The initial duty freeze followed by the cut gave confidence to investors who, for the first time in decades, believed that the Government no longer saw the whisky industry as a cash cow. Their investment saw more than a dozen new distilleries opening in the past two years, with no fewer than 40 in various stages of planning, hoping to come on stream over the next two decades. It allowed existing production sites to grow and it helped distilleries to expand the very lucrative tourist/visitor side of their business. I fear that the signals sent out by this excise duty increase threaten to stall that investment and damage industry confidence.
In this Budget, 36p was put on a bottle of Scotch whisky, which means that the excise duty paid on 70 cl bottle of scotch is a whopping £8.05, taking the total tax take on a bottle to £10.20. That means that the tax on an average priced bottle of Scotch whisky now sits at an eye-watering 79%. A total of £4 in every £5 spent domestically on Scotch whisky now goes directly to the coffers of the Treasury in either duty or VAT. Sadly, this tax hike is little more than a cash grab by the Chancellor because, as I have said, it goes against the evidence of the past couple of years when duty was cut and then frozen.
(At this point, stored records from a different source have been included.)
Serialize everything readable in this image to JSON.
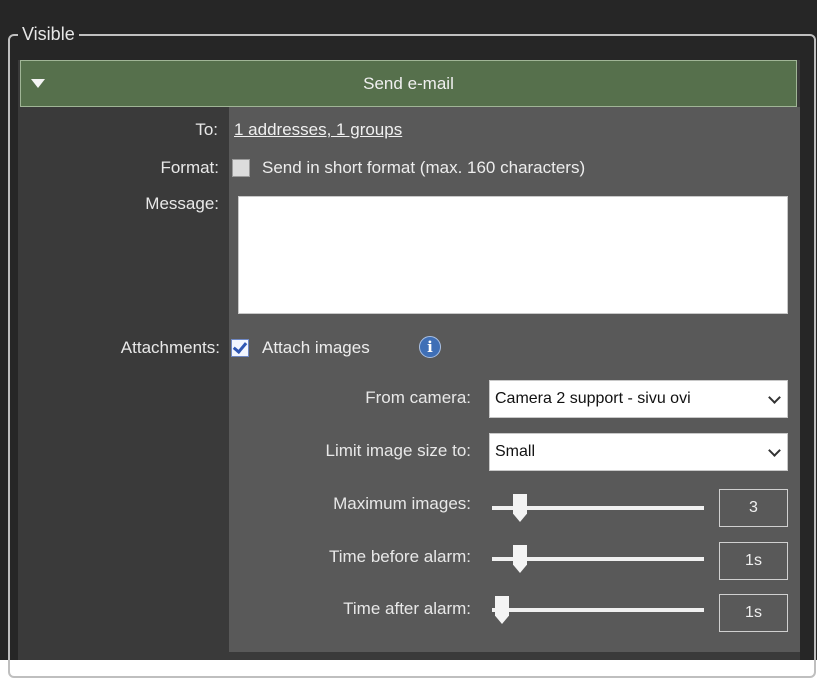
{
  "group": {
    "legend": "Visible"
  },
  "header": {
    "title": "Send e-mail"
  },
  "to": {
    "label": "To:",
    "value": "1 addresses, 1 groups"
  },
  "format": {
    "label": "Format:",
    "checkbox_label": "Send in short format (max. 160 characters)",
    "checked": false
  },
  "message": {
    "label": "Message:",
    "value": ""
  },
  "attachments": {
    "label": "Attachments:",
    "checkbox_label": "Attach images",
    "checked": true,
    "info_icon": "i"
  },
  "from_camera": {
    "label": "From camera:",
    "value": "Camera 2 support - sivu ovi"
  },
  "limit_size": {
    "label": "Limit image size to:",
    "value": "Small"
  },
  "max_images": {
    "label": "Maximum images:",
    "value": "3"
  },
  "time_before": {
    "label": "Time before alarm:",
    "value": "1s"
  },
  "time_after": {
    "label": "Time after alarm:",
    "value": "1s"
  }
}
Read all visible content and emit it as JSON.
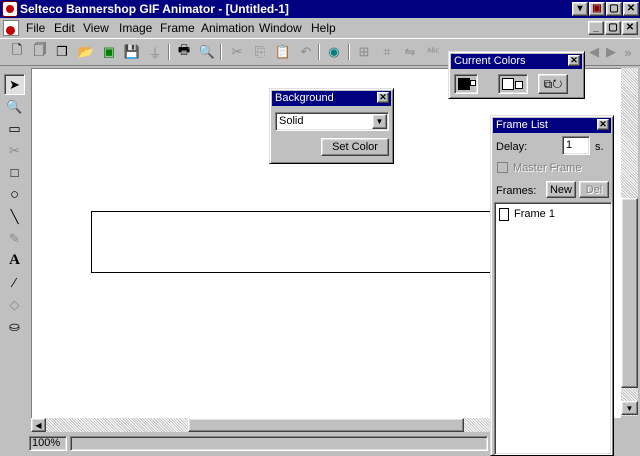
{
  "window": {
    "title": "Selteco Bannershop GIF Animator - [Untitled-1]",
    "caption_buttons": [
      "▾",
      "▣",
      "▢",
      "✕"
    ],
    "mdi_buttons": [
      "_",
      "▢",
      "✕"
    ]
  },
  "menu": {
    "items": [
      "File",
      "Edit",
      "View",
      "Image",
      "Frame",
      "Animation",
      "Window",
      "Help"
    ]
  },
  "toolbar": {
    "icons": [
      "new-icon",
      "new-frame-icon",
      "copy-frame-icon",
      "open-icon",
      "import-icon",
      "save-icon",
      "filter-icon",
      "print-icon",
      "print-preview-icon",
      "cut-icon",
      "copy-icon",
      "paste-icon",
      "undo-icon",
      "preview-animation-icon",
      "resize-icon",
      "crop-icon",
      "flip-icon",
      "text-effect-icon"
    ]
  },
  "tools": {
    "icons": [
      "pointer-icon",
      "zoom-icon",
      "rectangle-select-icon",
      "lasso-icon",
      "rectangle-icon",
      "ellipse-icon",
      "line-icon",
      "pencil-icon",
      "text-icon",
      "eyedropper-icon",
      "eraser-icon",
      "fill-bucket-icon"
    ]
  },
  "background_panel": {
    "title": "Background",
    "fill_type": "Solid",
    "set_color_label": "Set Color"
  },
  "current_colors_panel": {
    "title": "Current Colors",
    "foreground": "#000000",
    "background": "#ffffff"
  },
  "frame_list_panel": {
    "title": "Frame List",
    "delay_label": "Delay:",
    "delay_value": "1",
    "delay_unit": "s.",
    "master_frame_label": "Master Frame",
    "frames_label": "Frames:",
    "new_label": "New",
    "del_label": "Del",
    "frames": [
      "Frame 1"
    ]
  },
  "status": {
    "zoom": "100%"
  }
}
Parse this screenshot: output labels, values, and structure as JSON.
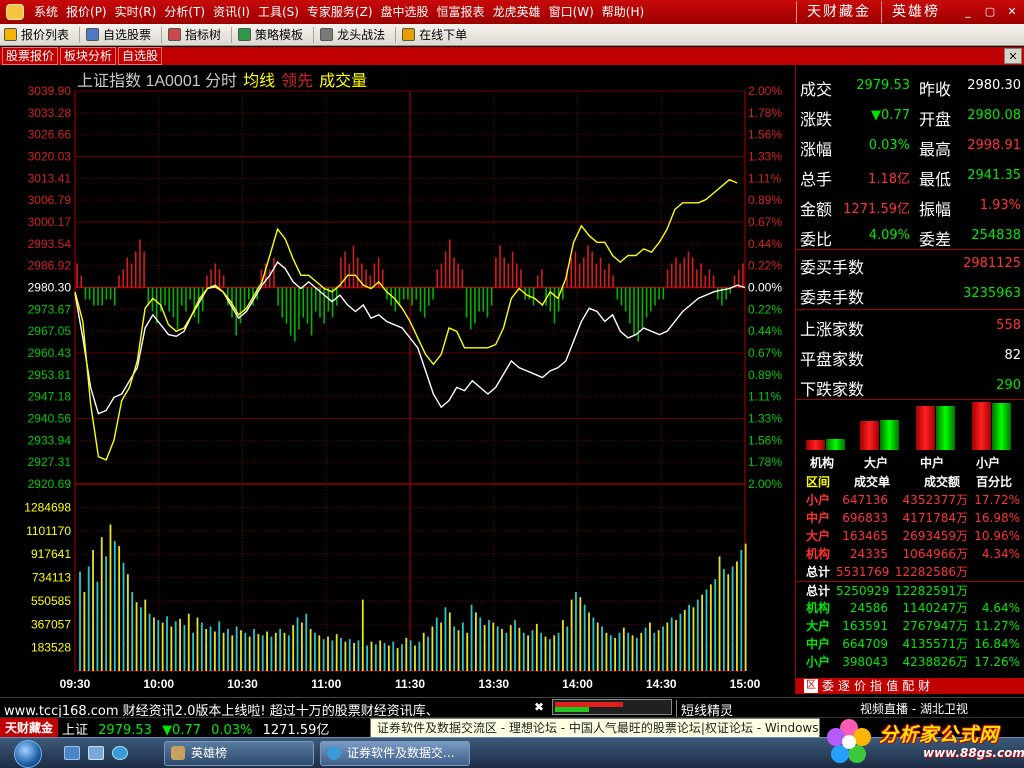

I fear that the days of the Chancellor using Scotch whisky as a cash cow have returned with a vengeance.